Conventional automated robotic arms used in precision manufacturing require external cameras aimed at them from different angles to help track their positioning and movement. The ultra-sensitive strain sensors developed by the NUS team will help improve the overall safety of robotic arms by providing automated feedback on precise movements with an error margin below one degree and remove the need for external cameras as they can track positioning and movement without any visual input.
The technological breakthrough is the development of a production process that allows NUS researchers to create highly customisable ultra-sensitive sensors over a wide working window with high signal-to-noise ratios.
This production process allows the team to customise their sensors to any working window between 0 to 900 per cent, while maintaining high sensitivity and signal-to-noise ratio. Standard sensors can typically achieve a range of up to 100 per cent. By combining multiple sensors with different working windows, NUS researchers can create a single ultra-sensitive sensor that would otherwise be impossible to achieve.
"These advanced flexible sensors give our soft wearable robots an important capability in sensing patient's motor performance, particularly in terms of their range of motion.

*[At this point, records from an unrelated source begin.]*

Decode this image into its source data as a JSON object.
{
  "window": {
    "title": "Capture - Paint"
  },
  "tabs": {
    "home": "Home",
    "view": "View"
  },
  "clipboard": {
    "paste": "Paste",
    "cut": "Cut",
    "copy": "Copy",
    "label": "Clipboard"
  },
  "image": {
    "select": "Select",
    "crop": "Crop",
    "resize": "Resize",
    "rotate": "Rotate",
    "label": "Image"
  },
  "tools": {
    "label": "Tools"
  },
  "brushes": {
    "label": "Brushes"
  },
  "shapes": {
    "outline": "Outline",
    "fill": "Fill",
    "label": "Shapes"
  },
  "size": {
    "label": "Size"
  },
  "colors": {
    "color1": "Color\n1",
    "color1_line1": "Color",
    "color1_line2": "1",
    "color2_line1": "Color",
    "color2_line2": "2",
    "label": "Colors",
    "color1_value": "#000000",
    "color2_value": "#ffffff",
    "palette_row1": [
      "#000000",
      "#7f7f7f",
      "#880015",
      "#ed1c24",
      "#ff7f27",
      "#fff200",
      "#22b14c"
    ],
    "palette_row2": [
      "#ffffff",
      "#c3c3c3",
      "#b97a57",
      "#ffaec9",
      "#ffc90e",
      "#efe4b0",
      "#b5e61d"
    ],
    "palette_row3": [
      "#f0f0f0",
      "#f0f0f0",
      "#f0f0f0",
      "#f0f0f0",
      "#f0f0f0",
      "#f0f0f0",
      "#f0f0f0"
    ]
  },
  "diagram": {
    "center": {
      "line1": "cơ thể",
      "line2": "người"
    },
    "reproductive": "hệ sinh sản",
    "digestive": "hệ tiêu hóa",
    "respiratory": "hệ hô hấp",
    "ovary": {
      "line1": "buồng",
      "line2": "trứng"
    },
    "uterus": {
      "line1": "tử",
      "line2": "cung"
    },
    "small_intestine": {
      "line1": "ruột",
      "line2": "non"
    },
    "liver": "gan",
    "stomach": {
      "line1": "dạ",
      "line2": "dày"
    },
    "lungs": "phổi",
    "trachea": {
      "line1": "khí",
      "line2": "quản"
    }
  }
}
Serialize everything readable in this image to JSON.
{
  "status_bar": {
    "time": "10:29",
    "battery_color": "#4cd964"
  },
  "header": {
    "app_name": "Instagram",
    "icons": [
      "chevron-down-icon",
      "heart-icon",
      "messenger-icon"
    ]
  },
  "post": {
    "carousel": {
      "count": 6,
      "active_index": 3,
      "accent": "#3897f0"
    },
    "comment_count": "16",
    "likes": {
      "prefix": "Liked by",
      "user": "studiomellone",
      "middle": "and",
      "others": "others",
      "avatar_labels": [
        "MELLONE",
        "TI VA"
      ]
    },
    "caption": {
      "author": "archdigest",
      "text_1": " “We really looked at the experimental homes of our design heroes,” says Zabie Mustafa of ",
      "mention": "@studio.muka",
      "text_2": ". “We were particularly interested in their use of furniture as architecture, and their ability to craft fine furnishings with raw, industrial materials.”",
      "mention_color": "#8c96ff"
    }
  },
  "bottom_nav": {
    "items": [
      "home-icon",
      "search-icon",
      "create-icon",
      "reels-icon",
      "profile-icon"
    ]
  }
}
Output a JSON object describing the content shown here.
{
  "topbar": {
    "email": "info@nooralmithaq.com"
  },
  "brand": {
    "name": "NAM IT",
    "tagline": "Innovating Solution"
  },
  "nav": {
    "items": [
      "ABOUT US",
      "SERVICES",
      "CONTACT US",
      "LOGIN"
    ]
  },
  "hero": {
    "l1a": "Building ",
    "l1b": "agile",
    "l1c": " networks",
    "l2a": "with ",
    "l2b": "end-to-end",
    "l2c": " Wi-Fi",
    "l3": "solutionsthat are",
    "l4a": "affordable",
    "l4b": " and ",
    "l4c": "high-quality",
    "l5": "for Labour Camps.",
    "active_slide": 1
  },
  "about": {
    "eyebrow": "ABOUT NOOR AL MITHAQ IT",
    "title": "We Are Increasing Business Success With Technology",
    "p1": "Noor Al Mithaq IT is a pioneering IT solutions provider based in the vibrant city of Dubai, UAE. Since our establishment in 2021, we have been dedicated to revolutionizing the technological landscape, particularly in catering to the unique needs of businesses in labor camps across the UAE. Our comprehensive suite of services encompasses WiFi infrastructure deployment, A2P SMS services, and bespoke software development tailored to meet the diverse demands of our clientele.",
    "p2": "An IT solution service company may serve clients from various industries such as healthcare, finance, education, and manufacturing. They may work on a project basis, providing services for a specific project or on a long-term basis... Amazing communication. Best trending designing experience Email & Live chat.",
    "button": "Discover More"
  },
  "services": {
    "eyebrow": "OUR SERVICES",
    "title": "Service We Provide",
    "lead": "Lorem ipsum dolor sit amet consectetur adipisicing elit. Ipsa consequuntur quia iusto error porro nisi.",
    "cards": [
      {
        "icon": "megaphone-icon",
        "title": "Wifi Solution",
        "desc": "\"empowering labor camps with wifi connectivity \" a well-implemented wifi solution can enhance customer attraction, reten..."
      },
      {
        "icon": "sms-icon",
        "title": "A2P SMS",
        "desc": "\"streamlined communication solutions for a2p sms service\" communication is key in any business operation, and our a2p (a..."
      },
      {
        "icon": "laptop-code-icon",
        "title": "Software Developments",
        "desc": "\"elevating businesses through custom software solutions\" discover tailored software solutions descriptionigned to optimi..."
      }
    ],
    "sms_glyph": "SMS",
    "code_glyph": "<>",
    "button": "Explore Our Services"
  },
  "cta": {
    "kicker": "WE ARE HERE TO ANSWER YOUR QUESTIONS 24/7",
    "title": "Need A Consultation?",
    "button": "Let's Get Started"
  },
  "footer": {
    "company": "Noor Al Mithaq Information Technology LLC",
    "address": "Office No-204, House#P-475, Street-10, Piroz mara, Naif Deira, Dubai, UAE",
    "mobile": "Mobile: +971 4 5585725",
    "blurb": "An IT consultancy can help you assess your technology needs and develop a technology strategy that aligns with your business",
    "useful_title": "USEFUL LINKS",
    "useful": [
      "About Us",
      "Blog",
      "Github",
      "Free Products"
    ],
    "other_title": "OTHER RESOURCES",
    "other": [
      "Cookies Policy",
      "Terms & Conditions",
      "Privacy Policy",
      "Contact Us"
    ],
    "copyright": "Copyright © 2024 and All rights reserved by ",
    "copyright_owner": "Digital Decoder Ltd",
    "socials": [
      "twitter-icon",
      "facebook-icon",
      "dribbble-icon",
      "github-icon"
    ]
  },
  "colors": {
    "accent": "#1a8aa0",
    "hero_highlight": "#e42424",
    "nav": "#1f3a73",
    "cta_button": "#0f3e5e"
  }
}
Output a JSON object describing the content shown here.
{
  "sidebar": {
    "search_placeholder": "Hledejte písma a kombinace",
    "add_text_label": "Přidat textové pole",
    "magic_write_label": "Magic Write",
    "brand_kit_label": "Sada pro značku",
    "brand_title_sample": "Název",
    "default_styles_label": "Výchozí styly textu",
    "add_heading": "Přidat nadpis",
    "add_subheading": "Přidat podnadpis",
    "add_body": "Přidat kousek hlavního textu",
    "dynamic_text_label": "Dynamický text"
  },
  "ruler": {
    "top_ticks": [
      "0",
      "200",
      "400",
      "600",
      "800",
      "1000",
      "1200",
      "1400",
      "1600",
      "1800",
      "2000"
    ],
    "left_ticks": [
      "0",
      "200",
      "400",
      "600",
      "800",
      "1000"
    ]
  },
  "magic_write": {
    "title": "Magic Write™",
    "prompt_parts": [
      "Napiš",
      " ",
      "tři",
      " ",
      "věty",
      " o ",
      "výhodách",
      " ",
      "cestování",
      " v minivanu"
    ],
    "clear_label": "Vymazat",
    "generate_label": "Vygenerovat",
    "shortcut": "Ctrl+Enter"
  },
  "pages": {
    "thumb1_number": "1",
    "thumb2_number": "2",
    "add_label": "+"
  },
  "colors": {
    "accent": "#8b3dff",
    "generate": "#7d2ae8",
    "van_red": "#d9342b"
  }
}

This will ultimately enable the soft robot to better understand the patient's ability and provide the necessary assistance to their hand movements," said Associate Professor Raye Yeow, who heads a soft robotics lab in NUS Department of Biomedical Engineering and leads the Soft and Hybrid Robotics programme under the National Robotics R&D Programme Office.
The team is also looking to improve the sensor's capabilities and work with the Singapore General Hospital to explore the application in soft exoskeleton robots for rehabilitation and in surgical robots for transoral robotic surgery.
MEDICA.com; Source: National University of Singapore